[[ Record excerpts open ]]

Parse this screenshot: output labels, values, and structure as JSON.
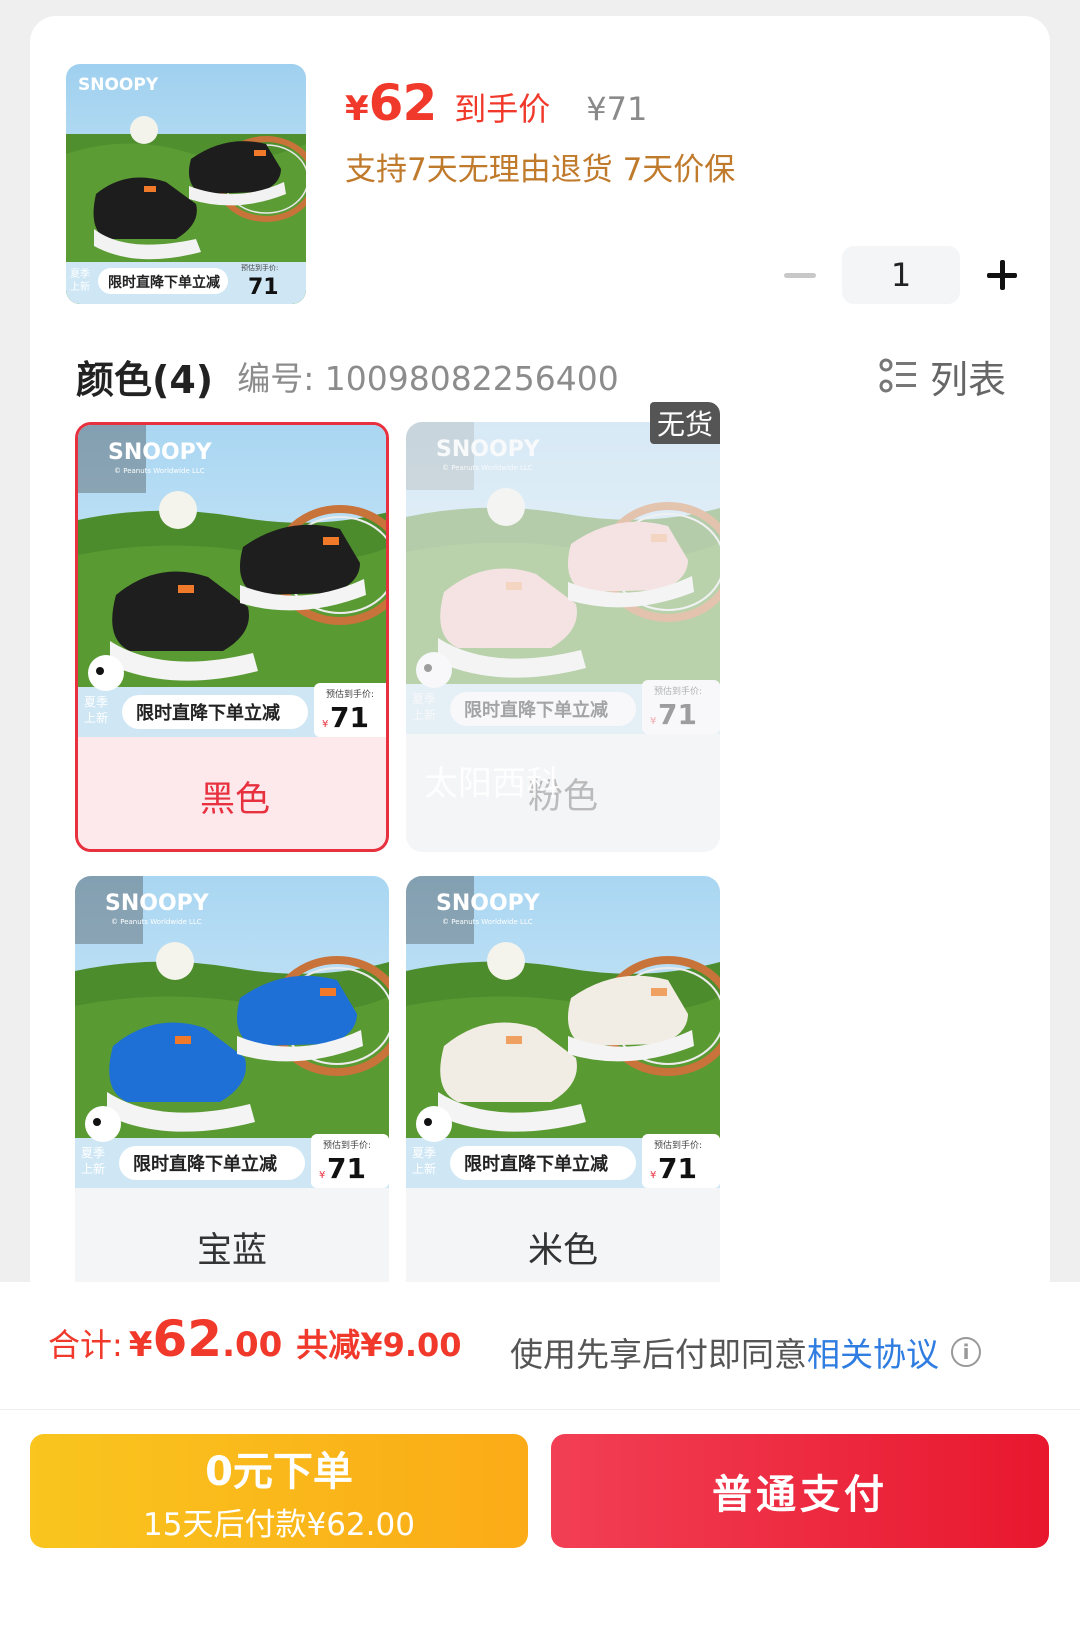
{
  "product": {
    "price_currency": "¥",
    "price": "62",
    "price_label": "到手价",
    "original_price": "¥71",
    "policy": "支持7天无理由退货 7天价保",
    "quantity": "1"
  },
  "thumbnail": {
    "brand": "SNOOPY",
    "promo": "限时直降下单立减",
    "season": "夏季上新",
    "est_label": "预估到手价:",
    "est_price": "71",
    "colors": {
      "shoe": "#1d1d1d",
      "accent": "#f07a2a"
    }
  },
  "section": {
    "title": "颜色(4)",
    "code": "编号: 10098082256400",
    "list_label": "列表"
  },
  "options": [
    {
      "name": "黑色",
      "state": "selected",
      "shoe_color": "#1e1e1e",
      "accent": "#f07a2a"
    },
    {
      "name": "粉色",
      "state": "out_of_stock",
      "badge": "无货",
      "shoe_color": "#f7c8c4",
      "accent": "#f4a26a"
    },
    {
      "name": "宝蓝",
      "state": "normal",
      "shoe_color": "#1e6fd6",
      "accent": "#f07a2a"
    },
    {
      "name": "米色",
      "state": "normal",
      "shoe_color": "#f2ede4",
      "accent": "#f0a060"
    }
  ],
  "card_image": {
    "brand": "SNOOPY",
    "license": "© Peanuts Worldwide LLC",
    "promo": "限时直降下单立减",
    "season": "夏季上新",
    "est_label": "预估到手价:",
    "est_currency": "¥",
    "est_price": "71"
  },
  "watermark": "太阳西科",
  "footer": {
    "total_label": "合计:",
    "total_currency": "¥",
    "total_int": "62",
    "total_dec": ".00",
    "saving": "共减¥9.00",
    "agree_text": "使用先享后付即同意",
    "agree_link": "相关协议",
    "info_icon": "i"
  },
  "buttons": {
    "later_main": "0元下单",
    "later_sub": "15天后付款¥62.00",
    "pay": "普通支付"
  }
}
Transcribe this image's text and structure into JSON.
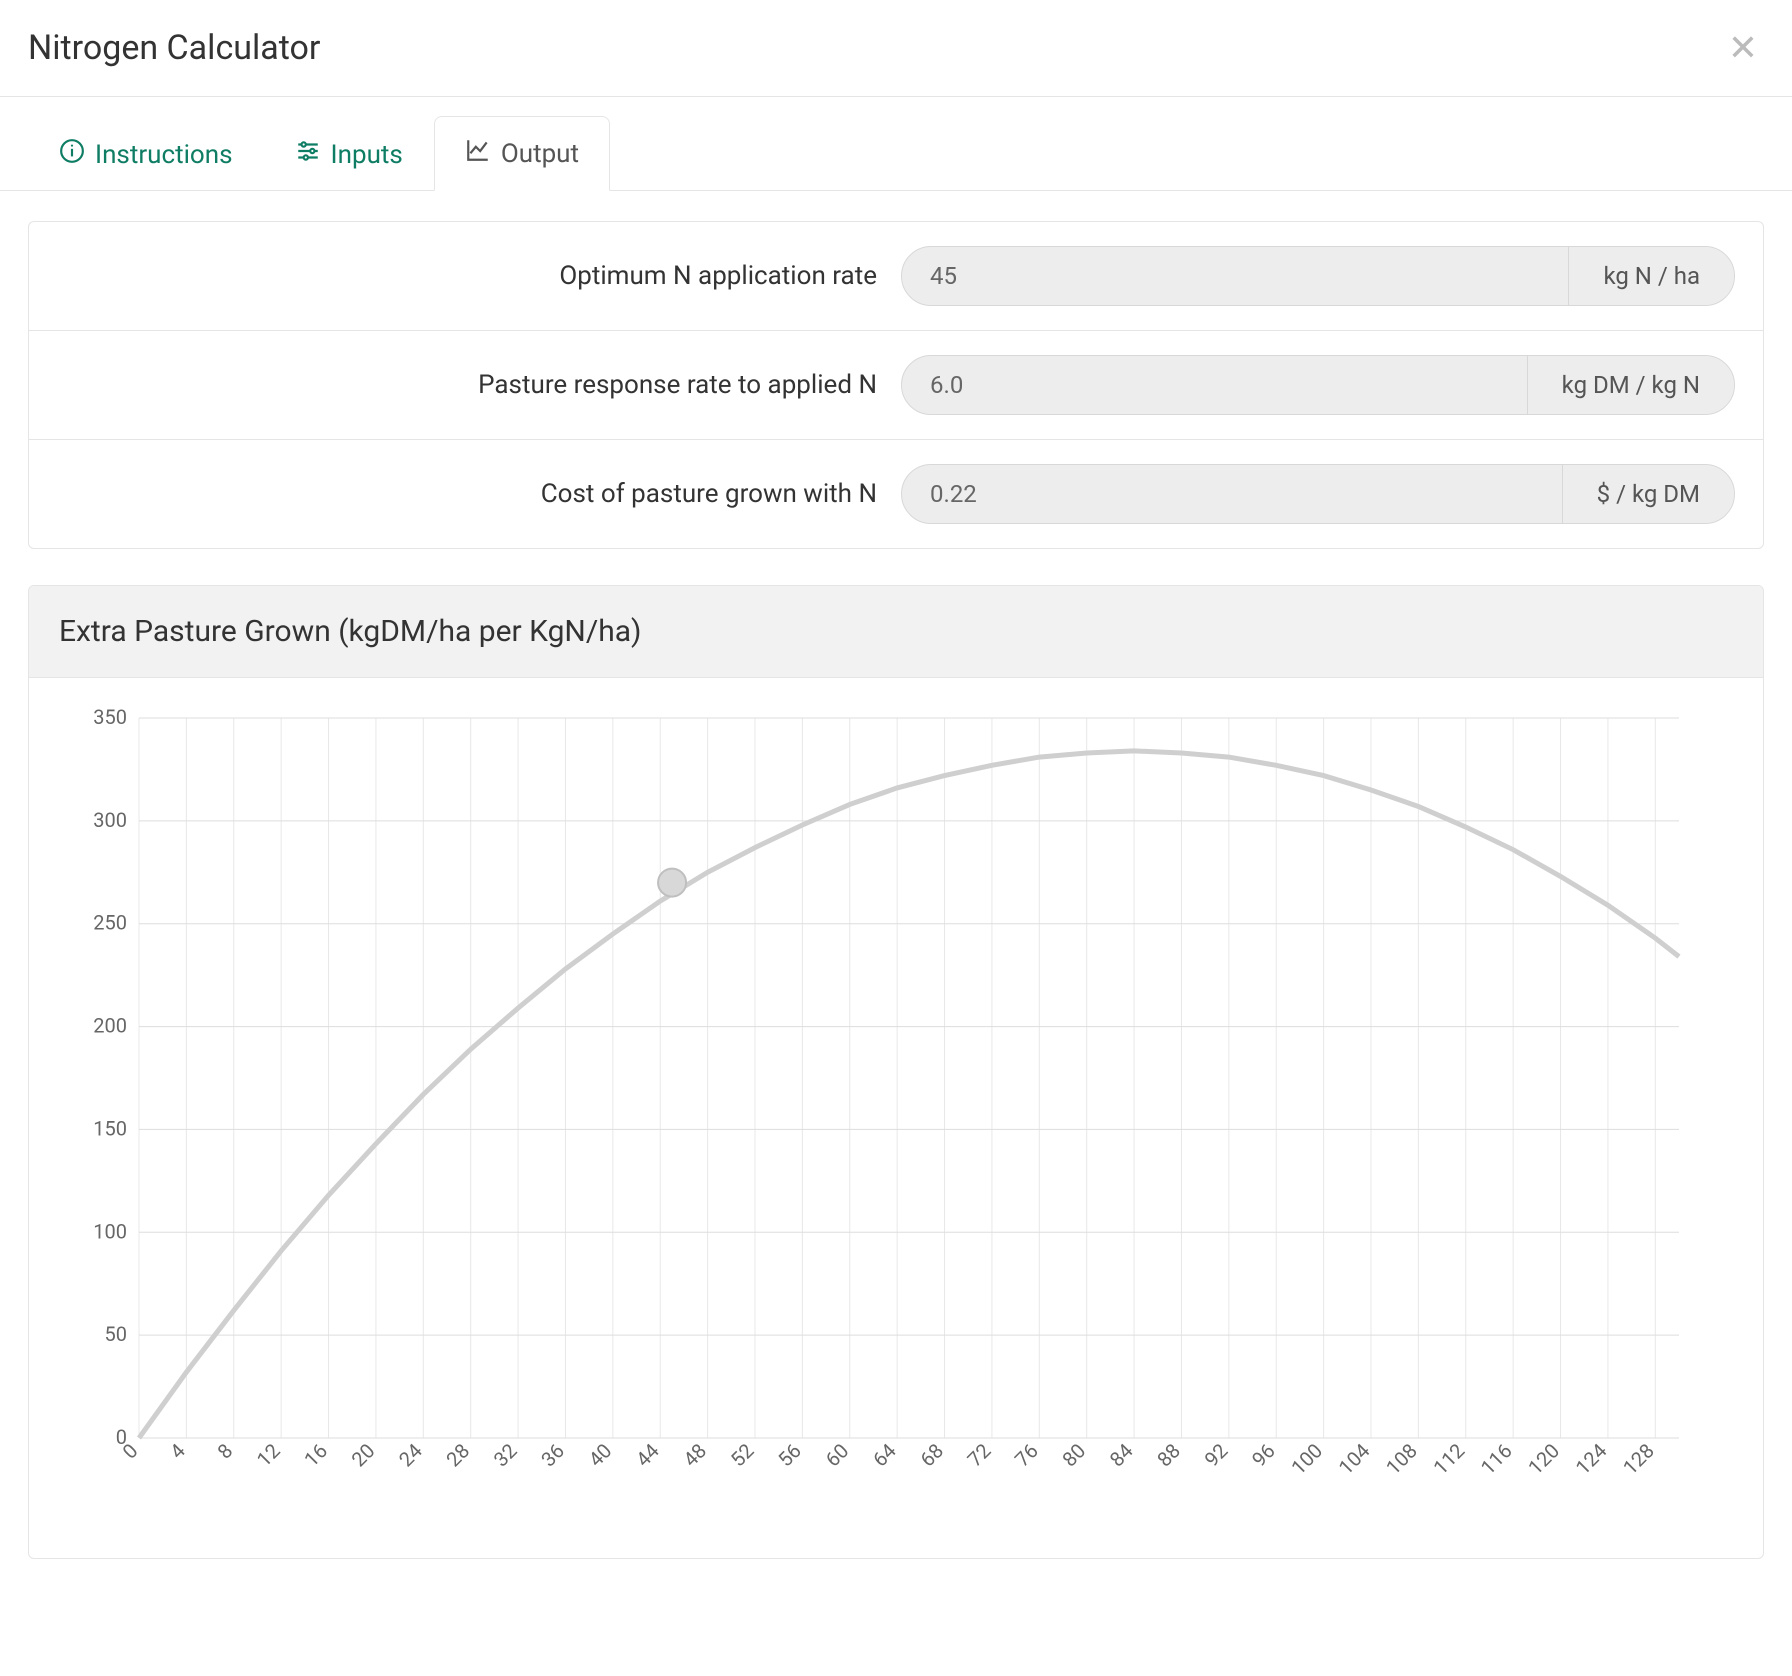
{
  "header": {
    "title": "Nitrogen Calculator"
  },
  "tabs": {
    "instructions": "Instructions",
    "inputs": "Inputs",
    "output": "Output"
  },
  "outputs": [
    {
      "label": "Optimum N application rate",
      "value": "45",
      "unit": "kg N / ha"
    },
    {
      "label": "Pasture response rate to applied N",
      "value": "6.0",
      "unit": "kg DM / kg N"
    },
    {
      "label": "Cost of pasture grown with N",
      "value": "0.22",
      "unit": "$ / kg DM"
    }
  ],
  "chart_data": {
    "type": "line",
    "title": "Extra Pasture Grown (kgDM/ha per KgN/ha)",
    "xlabel": "",
    "ylabel": "",
    "ylim": [
      0,
      350
    ],
    "xlim": [
      0,
      130
    ],
    "x_ticks": [
      0,
      4,
      8,
      12,
      16,
      20,
      24,
      28,
      32,
      36,
      40,
      44,
      48,
      52,
      56,
      60,
      64,
      68,
      72,
      76,
      80,
      84,
      88,
      92,
      96,
      100,
      104,
      108,
      112,
      116,
      120,
      124,
      128
    ],
    "y_ticks": [
      0,
      50,
      100,
      150,
      200,
      250,
      300,
      350
    ],
    "series": [
      {
        "name": "Extra pasture grown",
        "x": [
          0,
          4,
          8,
          12,
          16,
          20,
          24,
          28,
          32,
          36,
          40,
          44,
          48,
          52,
          56,
          60,
          64,
          68,
          72,
          76,
          80,
          84,
          88,
          92,
          96,
          100,
          104,
          108,
          112,
          116,
          120,
          124,
          128,
          130
        ],
        "y": [
          0,
          32,
          62,
          91,
          118,
          143,
          167,
          189,
          209,
          228,
          245,
          261,
          275,
          287,
          298,
          308,
          316,
          322,
          327,
          331,
          333,
          334,
          333,
          331,
          327,
          322,
          315,
          307,
          297,
          286,
          273,
          259,
          243,
          234
        ]
      }
    ],
    "marker": {
      "x": 45,
      "y": 270
    }
  }
}
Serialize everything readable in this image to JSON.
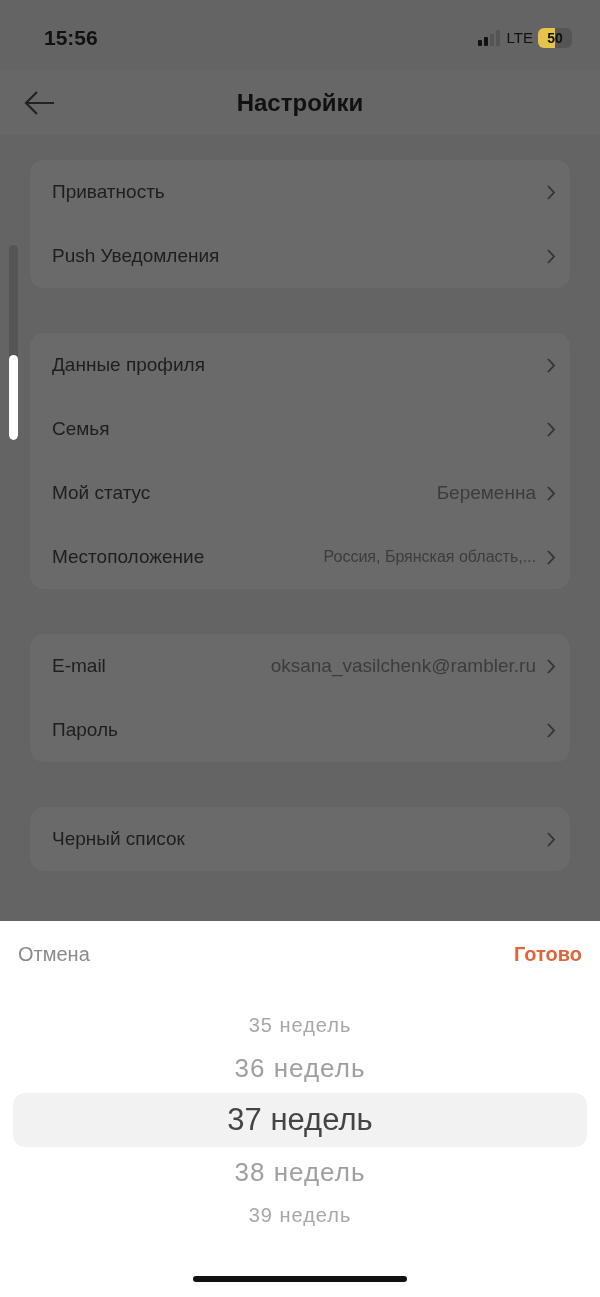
{
  "status_bar": {
    "time": "15:56",
    "network": "LTE",
    "battery": "50"
  },
  "header": {
    "title": "Настройки"
  },
  "groups": [
    {
      "rows": [
        {
          "label": "Приватность"
        },
        {
          "label": "Push Уведомления"
        }
      ]
    },
    {
      "rows": [
        {
          "label": "Данные профиля"
        },
        {
          "label": "Семья"
        },
        {
          "label": "Мой статус",
          "value": "Беременна"
        },
        {
          "label": "Местоположение",
          "value": "Россия, Брянская область,...",
          "small": true
        }
      ]
    },
    {
      "rows": [
        {
          "label": "E-mail",
          "value": "oksana_vasilchenk@rambler.ru"
        },
        {
          "label": "Пароль"
        }
      ]
    },
    {
      "rows": [
        {
          "label": "Черный список"
        }
      ]
    }
  ],
  "picker": {
    "cancel": "Отмена",
    "done": "Готово",
    "options": [
      {
        "label": "35 недель",
        "selected": false
      },
      {
        "label": "36 недель",
        "selected": false
      },
      {
        "label": "37 недель",
        "selected": true
      },
      {
        "label": "38 недель",
        "selected": false
      },
      {
        "label": "39 недель",
        "selected": false
      }
    ]
  }
}
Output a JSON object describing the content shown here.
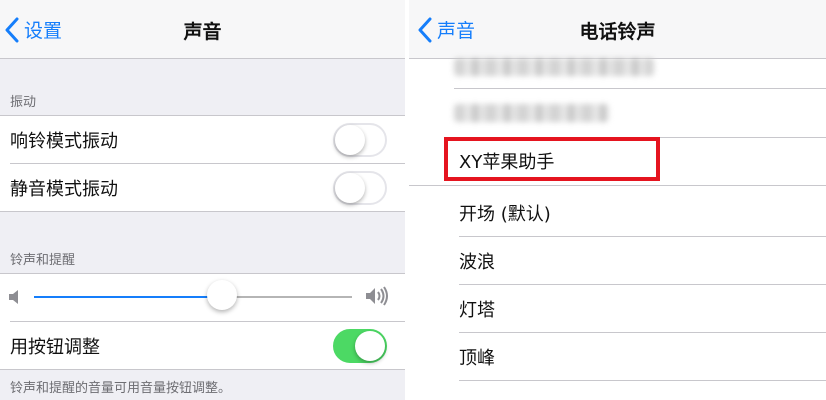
{
  "left": {
    "nav": {
      "back_label": "设置",
      "title": "声音"
    },
    "vibration": {
      "header": "振动",
      "ring_vibrate": {
        "label": "响铃模式振动",
        "on": false
      },
      "silent_vibrate": {
        "label": "静音模式振动",
        "on": false
      }
    },
    "ringer": {
      "header": "铃声和提醒",
      "volume_level": 0.59,
      "change_with_buttons": {
        "label": "用按钮调整",
        "on": true
      },
      "footer": "铃声和提醒的音量可用音量按钮调整。"
    }
  },
  "right": {
    "nav": {
      "back_label": "声音",
      "title": "电话铃声"
    },
    "tones": [
      {
        "label": "XY苹果助手",
        "highlighted": true
      },
      {
        "label": "开场 (默认)"
      },
      {
        "label": "波浪"
      },
      {
        "label": "灯塔"
      },
      {
        "label": "顶峰"
      }
    ]
  },
  "colors": {
    "accent": "#157efb",
    "switch_on": "#4cd964",
    "highlight_box": "#e5141f",
    "grouped_background": "#efeff4"
  }
}
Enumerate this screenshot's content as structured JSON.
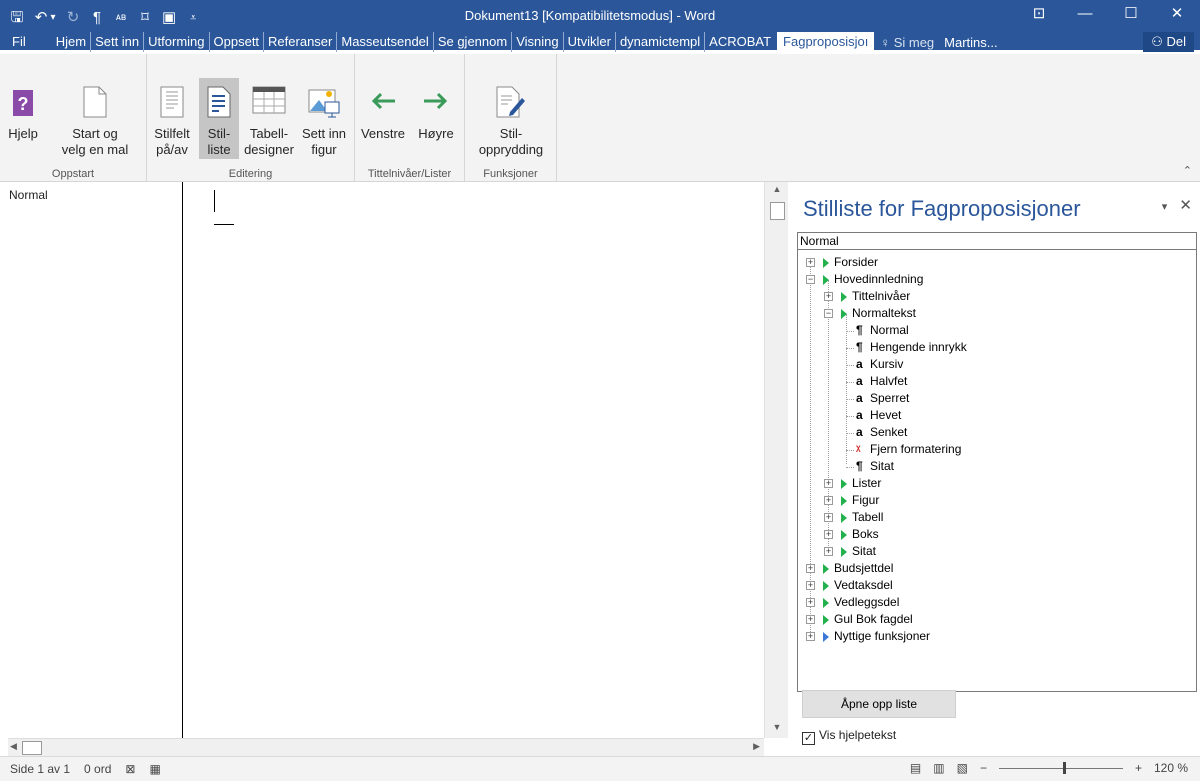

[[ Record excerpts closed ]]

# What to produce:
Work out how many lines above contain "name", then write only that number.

# Exercise response:
5